[Stored items from a collection]

-- -- --

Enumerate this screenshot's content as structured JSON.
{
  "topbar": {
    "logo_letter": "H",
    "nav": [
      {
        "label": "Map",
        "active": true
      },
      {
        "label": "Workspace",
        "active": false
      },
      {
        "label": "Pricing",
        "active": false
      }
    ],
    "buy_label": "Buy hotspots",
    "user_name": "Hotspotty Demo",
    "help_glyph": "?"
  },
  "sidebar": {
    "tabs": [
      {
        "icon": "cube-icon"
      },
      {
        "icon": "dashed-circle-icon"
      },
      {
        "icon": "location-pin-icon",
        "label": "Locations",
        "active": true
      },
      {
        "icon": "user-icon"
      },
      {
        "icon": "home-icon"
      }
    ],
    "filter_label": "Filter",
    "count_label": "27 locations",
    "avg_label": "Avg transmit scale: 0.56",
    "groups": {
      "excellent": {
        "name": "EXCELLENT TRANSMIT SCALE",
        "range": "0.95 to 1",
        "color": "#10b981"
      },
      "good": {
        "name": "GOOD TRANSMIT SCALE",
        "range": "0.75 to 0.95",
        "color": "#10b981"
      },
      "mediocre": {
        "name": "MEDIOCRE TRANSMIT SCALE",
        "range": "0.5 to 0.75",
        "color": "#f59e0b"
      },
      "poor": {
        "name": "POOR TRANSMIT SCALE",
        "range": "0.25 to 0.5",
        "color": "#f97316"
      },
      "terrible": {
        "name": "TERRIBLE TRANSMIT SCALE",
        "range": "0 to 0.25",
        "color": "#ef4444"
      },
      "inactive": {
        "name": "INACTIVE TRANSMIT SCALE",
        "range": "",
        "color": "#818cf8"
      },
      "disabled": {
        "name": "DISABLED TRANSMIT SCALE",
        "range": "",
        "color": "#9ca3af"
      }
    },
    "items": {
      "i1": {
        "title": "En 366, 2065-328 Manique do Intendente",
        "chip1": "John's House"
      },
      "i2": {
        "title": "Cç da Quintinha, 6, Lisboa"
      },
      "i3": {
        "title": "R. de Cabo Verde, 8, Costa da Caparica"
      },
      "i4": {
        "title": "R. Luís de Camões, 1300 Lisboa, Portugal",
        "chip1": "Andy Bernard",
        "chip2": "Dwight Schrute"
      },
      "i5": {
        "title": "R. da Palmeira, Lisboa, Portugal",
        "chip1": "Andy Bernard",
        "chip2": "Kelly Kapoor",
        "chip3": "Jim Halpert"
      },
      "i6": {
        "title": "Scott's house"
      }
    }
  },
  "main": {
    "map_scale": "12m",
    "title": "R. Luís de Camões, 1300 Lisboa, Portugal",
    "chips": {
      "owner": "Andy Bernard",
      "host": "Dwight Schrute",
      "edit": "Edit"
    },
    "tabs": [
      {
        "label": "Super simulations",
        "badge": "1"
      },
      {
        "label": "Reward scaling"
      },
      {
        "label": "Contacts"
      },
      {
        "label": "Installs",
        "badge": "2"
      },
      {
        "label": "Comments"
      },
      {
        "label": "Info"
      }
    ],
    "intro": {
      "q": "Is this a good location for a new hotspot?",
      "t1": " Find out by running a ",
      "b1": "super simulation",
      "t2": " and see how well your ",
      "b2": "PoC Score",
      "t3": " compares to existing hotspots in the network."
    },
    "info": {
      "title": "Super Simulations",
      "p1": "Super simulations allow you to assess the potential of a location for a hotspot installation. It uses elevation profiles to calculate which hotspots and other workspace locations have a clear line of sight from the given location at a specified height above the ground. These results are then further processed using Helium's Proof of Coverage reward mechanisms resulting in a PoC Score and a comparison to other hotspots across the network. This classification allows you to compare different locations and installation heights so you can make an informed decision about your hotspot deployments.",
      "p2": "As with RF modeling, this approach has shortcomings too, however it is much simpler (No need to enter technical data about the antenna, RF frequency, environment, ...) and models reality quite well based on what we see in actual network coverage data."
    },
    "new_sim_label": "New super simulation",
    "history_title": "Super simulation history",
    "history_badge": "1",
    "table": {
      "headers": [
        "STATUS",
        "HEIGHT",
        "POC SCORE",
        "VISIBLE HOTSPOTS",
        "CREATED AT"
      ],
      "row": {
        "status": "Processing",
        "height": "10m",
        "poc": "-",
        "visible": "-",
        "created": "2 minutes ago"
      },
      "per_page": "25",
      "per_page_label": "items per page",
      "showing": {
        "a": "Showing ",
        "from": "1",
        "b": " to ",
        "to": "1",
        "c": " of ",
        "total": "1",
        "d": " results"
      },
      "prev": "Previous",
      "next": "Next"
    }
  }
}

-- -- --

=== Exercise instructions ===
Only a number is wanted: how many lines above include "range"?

=== Answer to the exercise ===
7